Page and application data records
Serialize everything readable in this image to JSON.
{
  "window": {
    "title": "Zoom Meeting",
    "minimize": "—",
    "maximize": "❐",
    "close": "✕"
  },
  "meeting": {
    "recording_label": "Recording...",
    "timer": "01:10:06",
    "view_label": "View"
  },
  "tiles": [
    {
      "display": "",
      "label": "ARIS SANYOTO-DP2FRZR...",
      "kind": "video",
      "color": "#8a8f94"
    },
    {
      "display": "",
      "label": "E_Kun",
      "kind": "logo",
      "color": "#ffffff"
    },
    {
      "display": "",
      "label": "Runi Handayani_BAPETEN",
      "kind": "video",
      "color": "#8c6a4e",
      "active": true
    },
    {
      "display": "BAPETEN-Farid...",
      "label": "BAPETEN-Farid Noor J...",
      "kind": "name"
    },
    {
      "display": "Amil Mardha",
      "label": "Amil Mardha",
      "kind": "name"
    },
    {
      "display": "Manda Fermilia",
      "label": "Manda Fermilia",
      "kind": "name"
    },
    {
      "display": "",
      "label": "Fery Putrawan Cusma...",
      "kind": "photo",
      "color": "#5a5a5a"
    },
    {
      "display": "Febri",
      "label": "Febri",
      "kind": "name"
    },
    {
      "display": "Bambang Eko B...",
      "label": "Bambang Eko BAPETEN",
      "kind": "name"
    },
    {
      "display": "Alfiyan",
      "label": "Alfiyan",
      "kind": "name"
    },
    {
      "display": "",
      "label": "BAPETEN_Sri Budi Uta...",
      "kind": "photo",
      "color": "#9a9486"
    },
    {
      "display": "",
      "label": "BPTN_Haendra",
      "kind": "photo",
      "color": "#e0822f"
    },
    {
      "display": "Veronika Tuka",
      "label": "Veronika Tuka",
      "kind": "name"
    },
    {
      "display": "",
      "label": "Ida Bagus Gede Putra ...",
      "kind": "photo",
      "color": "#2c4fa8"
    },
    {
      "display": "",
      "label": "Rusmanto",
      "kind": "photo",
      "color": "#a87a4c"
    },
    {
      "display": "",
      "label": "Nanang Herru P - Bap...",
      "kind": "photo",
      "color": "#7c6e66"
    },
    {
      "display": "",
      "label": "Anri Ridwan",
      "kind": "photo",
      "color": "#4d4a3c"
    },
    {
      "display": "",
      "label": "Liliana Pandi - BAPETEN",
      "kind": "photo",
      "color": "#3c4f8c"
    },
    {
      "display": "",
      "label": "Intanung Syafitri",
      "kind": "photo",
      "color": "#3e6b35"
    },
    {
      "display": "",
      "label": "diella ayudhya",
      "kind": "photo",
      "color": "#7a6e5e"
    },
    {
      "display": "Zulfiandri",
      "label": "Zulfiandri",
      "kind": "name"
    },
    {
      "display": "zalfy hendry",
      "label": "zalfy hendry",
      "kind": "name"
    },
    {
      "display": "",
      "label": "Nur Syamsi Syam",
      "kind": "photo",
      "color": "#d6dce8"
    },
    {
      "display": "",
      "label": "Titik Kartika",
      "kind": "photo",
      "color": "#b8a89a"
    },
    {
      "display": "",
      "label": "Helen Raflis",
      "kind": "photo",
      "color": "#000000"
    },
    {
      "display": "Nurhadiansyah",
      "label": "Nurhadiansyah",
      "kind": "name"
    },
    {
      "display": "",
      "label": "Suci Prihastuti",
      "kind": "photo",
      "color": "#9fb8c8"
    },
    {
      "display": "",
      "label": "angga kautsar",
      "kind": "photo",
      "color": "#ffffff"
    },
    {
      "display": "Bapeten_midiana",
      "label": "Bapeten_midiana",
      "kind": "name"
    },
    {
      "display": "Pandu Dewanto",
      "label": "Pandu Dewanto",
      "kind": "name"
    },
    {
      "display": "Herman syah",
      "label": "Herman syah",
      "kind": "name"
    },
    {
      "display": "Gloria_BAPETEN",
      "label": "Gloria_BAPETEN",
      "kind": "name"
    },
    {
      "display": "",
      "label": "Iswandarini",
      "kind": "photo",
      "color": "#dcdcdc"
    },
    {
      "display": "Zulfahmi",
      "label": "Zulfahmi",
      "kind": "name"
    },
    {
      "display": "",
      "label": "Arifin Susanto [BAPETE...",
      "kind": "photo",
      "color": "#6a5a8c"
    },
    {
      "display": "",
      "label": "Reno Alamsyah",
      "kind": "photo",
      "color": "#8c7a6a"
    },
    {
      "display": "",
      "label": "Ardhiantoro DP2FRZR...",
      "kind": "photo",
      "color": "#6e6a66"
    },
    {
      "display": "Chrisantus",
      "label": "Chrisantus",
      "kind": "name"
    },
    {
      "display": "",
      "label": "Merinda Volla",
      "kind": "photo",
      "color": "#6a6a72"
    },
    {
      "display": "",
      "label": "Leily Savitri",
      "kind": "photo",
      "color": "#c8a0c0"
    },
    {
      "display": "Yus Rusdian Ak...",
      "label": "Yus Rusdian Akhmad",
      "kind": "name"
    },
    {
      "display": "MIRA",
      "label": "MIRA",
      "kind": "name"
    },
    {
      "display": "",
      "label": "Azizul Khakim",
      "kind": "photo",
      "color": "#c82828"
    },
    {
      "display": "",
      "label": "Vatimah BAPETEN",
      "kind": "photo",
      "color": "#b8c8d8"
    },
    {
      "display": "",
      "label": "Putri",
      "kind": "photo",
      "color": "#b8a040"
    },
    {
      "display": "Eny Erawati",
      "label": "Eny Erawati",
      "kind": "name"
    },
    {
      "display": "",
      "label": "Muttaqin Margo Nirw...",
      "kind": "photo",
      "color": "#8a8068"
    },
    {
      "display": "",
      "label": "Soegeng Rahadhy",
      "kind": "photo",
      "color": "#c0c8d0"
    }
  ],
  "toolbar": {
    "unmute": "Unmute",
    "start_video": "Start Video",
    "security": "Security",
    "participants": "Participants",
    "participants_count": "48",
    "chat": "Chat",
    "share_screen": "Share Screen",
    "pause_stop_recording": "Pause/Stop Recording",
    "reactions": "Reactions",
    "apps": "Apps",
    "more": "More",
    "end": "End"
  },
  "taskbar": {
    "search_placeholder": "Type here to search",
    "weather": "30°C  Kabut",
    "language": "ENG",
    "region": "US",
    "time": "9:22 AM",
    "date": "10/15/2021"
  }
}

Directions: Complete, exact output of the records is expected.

Output of the exercise:
Serialize everything readable in this image to JSON.
{
  "window": {
    "title": "Zoom Meeting",
    "minimize": "—",
    "maximize": "❐",
    "close": "✕"
  },
  "meeting": {
    "recording_label": "Recording...",
    "timer": "01:10:06",
    "view_label": "View"
  },
  "tiles": [
    {
      "display": "",
      "label": "ARIS SANYOTO-DP2FRZR...",
      "kind": "video",
      "color": "#8a8f94"
    },
    {
      "display": "",
      "label": "E_Kun",
      "kind": "logo",
      "color": "#ffffff"
    },
    {
      "display": "",
      "label": "Runi Handayani_BAPETEN",
      "kind": "video",
      "color": "#8c6a4e",
      "active": true
    },
    {
      "display": "BAPETEN-Farid...",
      "label": "BAPETEN-Farid Noor J...",
      "kind": "name"
    },
    {
      "display": "Amil Mardha",
      "label": "Amil Mardha",
      "kind": "name"
    },
    {
      "display": "Manda Fermilia",
      "label": "Manda Fermilia",
      "kind": "name"
    },
    {
      "display": "",
      "label": "Fery Putrawan Cusma...",
      "kind": "photo",
      "color": "#5a5a5a"
    },
    {
      "display": "Febri",
      "label": "Febri",
      "kind": "name"
    },
    {
      "display": "Bambang Eko B...",
      "label": "Bambang Eko BAPETEN",
      "kind": "name"
    },
    {
      "display": "Alfiyan",
      "label": "Alfiyan",
      "kind": "name"
    },
    {
      "display": "",
      "label": "BAPETEN_Sri Budi Uta...",
      "kind": "photo",
      "color": "#9a9486"
    },
    {
      "display": "",
      "label": "BPTN_Haendra",
      "kind": "photo",
      "color": "#e0822f"
    },
    {
      "display": "Veronika Tuka",
      "label": "Veronika Tuka",
      "kind": "name"
    },
    {
      "display": "",
      "label": "Ida Bagus Gede Putra ...",
      "kind": "photo",
      "color": "#2c4fa8"
    },
    {
      "display": "",
      "label": "Rusmanto",
      "kind": "photo",
      "color": "#a87a4c"
    },
    {
      "display": "",
      "label": "Nanang Herru P - Bap...",
      "kind": "photo",
      "color": "#7c6e66"
    },
    {
      "display": "",
      "label": "Anri Ridwan",
      "kind": "photo",
      "color": "#4d4a3c"
    },
    {
      "display": "",
      "label": "Liliana Pandi - BAPETEN",
      "kind": "photo",
      "color": "#3c4f8c"
    },
    {
      "display": "",
      "label": "Intanung Syafitri",
      "kind": "photo",
      "color": "#3e6b35"
    },
    {
      "display": "",
      "label": "diella ayudhya",
      "kind": "photo",
      "color": "#7a6e5e"
    },
    {
      "display": "Zulfiandri",
      "label": "Zulfiandri",
      "kind": "name"
    },
    {
      "display": "zalfy hendry",
      "label": "zalfy hendry",
      "kind": "name"
    },
    {
      "display": "",
      "label": "Nur Syamsi Syam",
      "kind": "photo",
      "color": "#d6dce8"
    },
    {
      "display": "",
      "label": "Titik Kartika",
      "kind": "photo",
      "color": "#b8a89a"
    },
    {
      "display": "",
      "label": "Helen Raflis",
      "kind": "photo",
      "color": "#000000"
    },
    {
      "display": "Nurhadiansyah",
      "label": "Nurhadiansyah",
      "kind": "name"
    },
    {
      "display": "",
      "label": "Suci Prihastuti",
      "kind": "photo",
      "color": "#9fb8c8"
    },
    {
      "display": "",
      "label": "angga kautsar",
      "kind": "photo",
      "color": "#ffffff"
    },
    {
      "display": "Bapeten_midiana",
      "label": "Bapeten_midiana",
      "kind": "name"
    },
    {
      "display": "Pandu Dewanto",
      "label": "Pandu Dewanto",
      "kind": "name"
    },
    {
      "display": "Herman syah",
      "label": "Herman syah",
      "kind": "name"
    },
    {
      "display": "Gloria_BAPETEN",
      "label": "Gloria_BAPETEN",
      "kind": "name"
    },
    {
      "display": "",
      "label": "Iswandarini",
      "kind": "photo",
      "color": "#dcdcdc"
    },
    {
      "display": "Zulfahmi",
      "label": "Zulfahmi",
      "kind": "name"
    },
    {
      "display": "",
      "label": "Arifin Susanto [BAPETE...",
      "kind": "photo",
      "color": "#6a5a8c"
    },
    {
      "display": "",
      "label": "Reno Alamsyah",
      "kind": "photo",
      "color": "#8c7a6a"
    },
    {
      "display": "",
      "label": "Ardhiantoro DP2FRZR...",
      "kind": "photo",
      "color": "#6e6a66"
    },
    {
      "display": "Chrisantus",
      "label": "Chrisantus",
      "kind": "name"
    },
    {
      "display": "",
      "label": "Merinda Volla",
      "kind": "photo",
      "color": "#6a6a72"
    },
    {
      "display": "",
      "label": "Leily Savitri",
      "kind": "photo",
      "color": "#c8a0c0"
    },
    {
      "display": "Yus Rusdian Ak...",
      "label": "Yus Rusdian Akhmad",
      "kind": "name"
    },
    {
      "display": "MIRA",
      "label": "MIRA",
      "kind": "name"
    },
    {
      "display": "",
      "label": "Azizul Khakim",
      "kind": "photo",
      "color": "#c82828"
    },
    {
      "display": "",
      "label": "Vatimah BAPETEN",
      "kind": "photo",
      "color": "#b8c8d8"
    },
    {
      "display": "",
      "label": "Putri",
      "kind": "photo",
      "color": "#b8a040"
    },
    {
      "display": "Eny Erawati",
      "label": "Eny Erawati",
      "kind": "name"
    },
    {
      "display": "",
      "label": "Muttaqin Margo Nirw...",
      "kind": "photo",
      "color": "#8a8068"
    },
    {
      "display": "",
      "label": "Soegeng Rahadhy",
      "kind": "photo",
      "color": "#c0c8d0"
    }
  ],
  "toolbar": {
    "unmute": "Unmute",
    "start_video": "Start Video",
    "security": "Security",
    "participants": "Participants",
    "participants_count": "48",
    "chat": "Chat",
    "share_screen": "Share Screen",
    "pause_stop_recording": "Pause/Stop Recording",
    "reactions": "Reactions",
    "apps": "Apps",
    "more": "More",
    "end": "End"
  },
  "taskbar": {
    "search_placeholder": "Type here to search",
    "weather": "30°C  Kabut",
    "language": "ENG",
    "region": "US",
    "time": "9:22 AM",
    "date": "10/15/2021"
  }
}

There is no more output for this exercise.